Top of Records for processing

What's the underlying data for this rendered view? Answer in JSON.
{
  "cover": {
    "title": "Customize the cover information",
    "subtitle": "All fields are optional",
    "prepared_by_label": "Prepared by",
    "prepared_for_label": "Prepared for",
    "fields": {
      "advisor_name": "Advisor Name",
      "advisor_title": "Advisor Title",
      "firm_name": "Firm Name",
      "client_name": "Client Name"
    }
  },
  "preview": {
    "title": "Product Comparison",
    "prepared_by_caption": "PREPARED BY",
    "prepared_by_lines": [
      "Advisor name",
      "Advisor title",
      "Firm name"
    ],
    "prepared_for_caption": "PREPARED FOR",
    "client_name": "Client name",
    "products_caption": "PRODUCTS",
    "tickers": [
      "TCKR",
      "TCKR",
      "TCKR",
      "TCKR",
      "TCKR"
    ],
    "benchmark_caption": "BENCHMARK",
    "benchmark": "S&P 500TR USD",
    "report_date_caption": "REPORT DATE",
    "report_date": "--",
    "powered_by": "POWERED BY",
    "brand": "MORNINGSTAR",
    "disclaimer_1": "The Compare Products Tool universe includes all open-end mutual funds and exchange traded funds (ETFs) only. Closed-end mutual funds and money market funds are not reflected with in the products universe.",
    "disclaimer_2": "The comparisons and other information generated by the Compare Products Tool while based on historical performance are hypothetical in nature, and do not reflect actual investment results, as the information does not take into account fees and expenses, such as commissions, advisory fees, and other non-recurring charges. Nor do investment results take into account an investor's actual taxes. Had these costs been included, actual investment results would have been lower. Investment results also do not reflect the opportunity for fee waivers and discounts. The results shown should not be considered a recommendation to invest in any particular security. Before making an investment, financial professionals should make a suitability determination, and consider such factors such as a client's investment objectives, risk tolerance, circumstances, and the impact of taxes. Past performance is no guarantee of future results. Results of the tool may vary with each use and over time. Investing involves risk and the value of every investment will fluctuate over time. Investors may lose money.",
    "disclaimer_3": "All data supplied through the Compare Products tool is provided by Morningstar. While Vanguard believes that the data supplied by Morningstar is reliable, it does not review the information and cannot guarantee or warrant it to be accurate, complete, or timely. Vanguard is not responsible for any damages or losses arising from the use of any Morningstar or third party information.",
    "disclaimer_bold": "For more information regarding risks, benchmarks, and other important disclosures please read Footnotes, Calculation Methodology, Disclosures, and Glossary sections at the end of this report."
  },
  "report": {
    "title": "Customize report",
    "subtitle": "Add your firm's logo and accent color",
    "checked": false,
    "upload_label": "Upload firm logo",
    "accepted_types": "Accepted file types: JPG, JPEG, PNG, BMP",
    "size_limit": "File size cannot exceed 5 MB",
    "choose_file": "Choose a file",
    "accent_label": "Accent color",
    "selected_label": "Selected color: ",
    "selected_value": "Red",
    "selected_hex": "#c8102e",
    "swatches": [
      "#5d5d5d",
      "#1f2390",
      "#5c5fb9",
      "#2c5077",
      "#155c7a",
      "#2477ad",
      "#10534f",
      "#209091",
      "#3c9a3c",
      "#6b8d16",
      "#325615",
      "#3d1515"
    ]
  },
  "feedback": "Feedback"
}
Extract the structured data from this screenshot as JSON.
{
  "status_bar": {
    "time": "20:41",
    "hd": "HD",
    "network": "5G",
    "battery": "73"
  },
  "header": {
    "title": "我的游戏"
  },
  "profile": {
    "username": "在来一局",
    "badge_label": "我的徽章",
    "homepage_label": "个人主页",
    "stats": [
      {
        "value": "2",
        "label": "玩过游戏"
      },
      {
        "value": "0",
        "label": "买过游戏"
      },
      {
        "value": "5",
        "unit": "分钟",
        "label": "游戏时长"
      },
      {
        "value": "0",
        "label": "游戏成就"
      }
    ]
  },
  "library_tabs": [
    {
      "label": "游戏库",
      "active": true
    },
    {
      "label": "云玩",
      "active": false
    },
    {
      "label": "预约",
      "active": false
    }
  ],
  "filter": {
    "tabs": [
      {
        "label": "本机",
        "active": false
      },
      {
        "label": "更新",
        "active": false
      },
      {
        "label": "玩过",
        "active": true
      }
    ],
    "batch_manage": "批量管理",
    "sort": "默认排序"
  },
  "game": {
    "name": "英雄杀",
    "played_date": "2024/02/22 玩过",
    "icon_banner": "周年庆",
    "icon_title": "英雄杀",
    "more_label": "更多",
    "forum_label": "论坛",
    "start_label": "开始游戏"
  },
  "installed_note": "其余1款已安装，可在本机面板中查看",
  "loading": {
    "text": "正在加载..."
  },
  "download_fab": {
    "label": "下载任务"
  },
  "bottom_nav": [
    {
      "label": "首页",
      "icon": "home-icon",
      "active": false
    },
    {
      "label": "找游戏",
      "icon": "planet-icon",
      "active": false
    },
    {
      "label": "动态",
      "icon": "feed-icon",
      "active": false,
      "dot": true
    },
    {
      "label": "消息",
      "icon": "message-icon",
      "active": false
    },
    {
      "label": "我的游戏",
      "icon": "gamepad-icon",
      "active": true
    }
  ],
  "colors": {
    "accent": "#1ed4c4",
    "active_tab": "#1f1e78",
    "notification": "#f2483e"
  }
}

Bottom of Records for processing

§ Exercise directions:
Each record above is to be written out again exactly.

§ Your solution:
What's the underlying data for this rendered view? Answer in JSON.
{
  "cover": {
    "title": "Customize the cover information",
    "subtitle": "All fields are optional",
    "prepared_by_label": "Prepared by",
    "prepared_for_label": "Prepared for",
    "fields": {
      "advisor_name": "Advisor Name",
      "advisor_title": "Advisor Title",
      "firm_name": "Firm Name",
      "client_name": "Client Name"
    }
  },
  "preview": {
    "title": "Product Comparison",
    "prepared_by_caption": "PREPARED BY",
    "prepared_by_lines": [
      "Advisor name",
      "Advisor title",
      "Firm name"
    ],
    "prepared_for_caption": "PREPARED FOR",
    "client_name": "Client name",
    "products_caption": "PRODUCTS",
    "tickers": [
      "TCKR",
      "TCKR",
      "TCKR",
      "TCKR",
      "TCKR"
    ],
    "benchmark_caption": "BENCHMARK",
    "benchmark": "S&P 500TR USD",
    "report_date_caption": "REPORT DATE",
    "report_date": "--",
    "powered_by": "POWERED BY",
    "brand": "MORNINGSTAR",
    "disclaimer_1": "The Compare Products Tool universe includes all open-end mutual funds and exchange traded funds (ETFs) only. Closed-end mutual funds and money market funds are not reflected with in the products universe.",
    "disclaimer_2": "The comparisons and other information generated by the Compare Products Tool while based on historical performance are hypothetical in nature, and do not reflect actual investment results, as the information does not take into account fees and expenses, such as commissions, advisory fees, and other non-recurring charges. Nor do investment results take into account an investor's actual taxes. Had these costs been included, actual investment results would have been lower. Investment results also do not reflect the opportunity for fee waivers and discounts. The results shown should not be considered a recommendation to invest in any particular security. Before making an investment, financial professionals should make a suitability determination, and consider such factors such as a client's investment objectives, risk tolerance, circumstances, and the impact of taxes. Past performance is no guarantee of future results. Results of the tool may vary with each use and over time. Investing involves risk and the value of every investment will fluctuate over time. Investors may lose money.",
    "disclaimer_3": "All data supplied through the Compare Products tool is provided by Morningstar. While Vanguard believes that the data supplied by Morningstar is reliable, it does not review the information and cannot guarantee or warrant it to be accurate, complete, or timely. Vanguard is not responsible for any damages or losses arising from the use of any Morningstar or third party information.",
    "disclaimer_bold": "For more information regarding risks, benchmarks, and other important disclosures please read Footnotes, Calculation Methodology, Disclosures, and Glossary sections at the end of this report."
  },
  "report": {
    "title": "Customize report",
    "subtitle": "Add your firm's logo and accent color",
    "checked": false,
    "upload_label": "Upload firm logo",
    "accepted_types": "Accepted file types: JPG, JPEG, PNG, BMP",
    "size_limit": "File size cannot exceed 5 MB",
    "choose_file": "Choose a file",
    "accent_label": "Accent color",
    "selected_label": "Selected color: ",
    "selected_value": "Red",
    "selected_hex": "#c8102e",
    "swatches": [
      "#5d5d5d",
      "#1f2390",
      "#5c5fb9",
      "#2c5077",
      "#155c7a",
      "#2477ad",
      "#10534f",
      "#209091",
      "#3c9a3c",
      "#6b8d16",
      "#325615",
      "#3d1515"
    ]
  },
  "feedback": "Feedback"
}
Extract the structured data from this screenshot as JSON.
{
  "status_bar": {
    "time": "20:41",
    "hd": "HD",
    "network": "5G",
    "battery": "73"
  },
  "header": {
    "title": "我的游戏"
  },
  "profile": {
    "username": "在来一局",
    "badge_label": "我的徽章",
    "homepage_label": "个人主页",
    "stats": [
      {
        "value": "2",
        "label": "玩过游戏"
      },
      {
        "value": "0",
        "label": "买过游戏"
      },
      {
        "value": "5",
        "unit": "分钟",
        "label": "游戏时长"
      },
      {
        "value": "0",
        "label": "游戏成就"
      }
    ]
  },
  "library_tabs": [
    {
      "label": "游戏库",
      "active": true
    },
    {
      "label": "云玩",
      "active": false
    },
    {
      "label": "预约",
      "active": false
    }
  ],
  "filter": {
    "tabs": [
      {
        "label": "本机",
        "active": false
      },
      {
        "label": "更新",
        "active": false
      },
      {
        "label": "玩过",
        "active": true
      }
    ],
    "batch_manage": "批量管理",
    "sort": "默认排序"
  },
  "game": {
    "name": "英雄杀",
    "played_date": "2024/02/22 玩过",
    "icon_banner": "周年庆",
    "icon_title": "英雄杀",
    "more_label": "更多",
    "forum_label": "论坛",
    "start_label": "开始游戏"
  },
  "installed_note": "其余1款已安装，可在本机面板中查看",
  "loading": {
    "text": "正在加载..."
  },
  "download_fab": {
    "label": "下载任务"
  },
  "bottom_nav": [
    {
      "label": "首页",
      "icon": "home-icon",
      "active": false
    },
    {
      "label": "找游戏",
      "icon": "planet-icon",
      "active": false
    },
    {
      "label": "动态",
      "icon": "feed-icon",
      "active": false,
      "dot": true
    },
    {
      "label": "消息",
      "icon": "message-icon",
      "active": false
    },
    {
      "label": "我的游戏",
      "icon": "gamepad-icon",
      "active": true
    }
  ],
  "colors": {
    "accent": "#1ed4c4",
    "active_tab": "#1f1e78",
    "notification": "#f2483e"
  }
}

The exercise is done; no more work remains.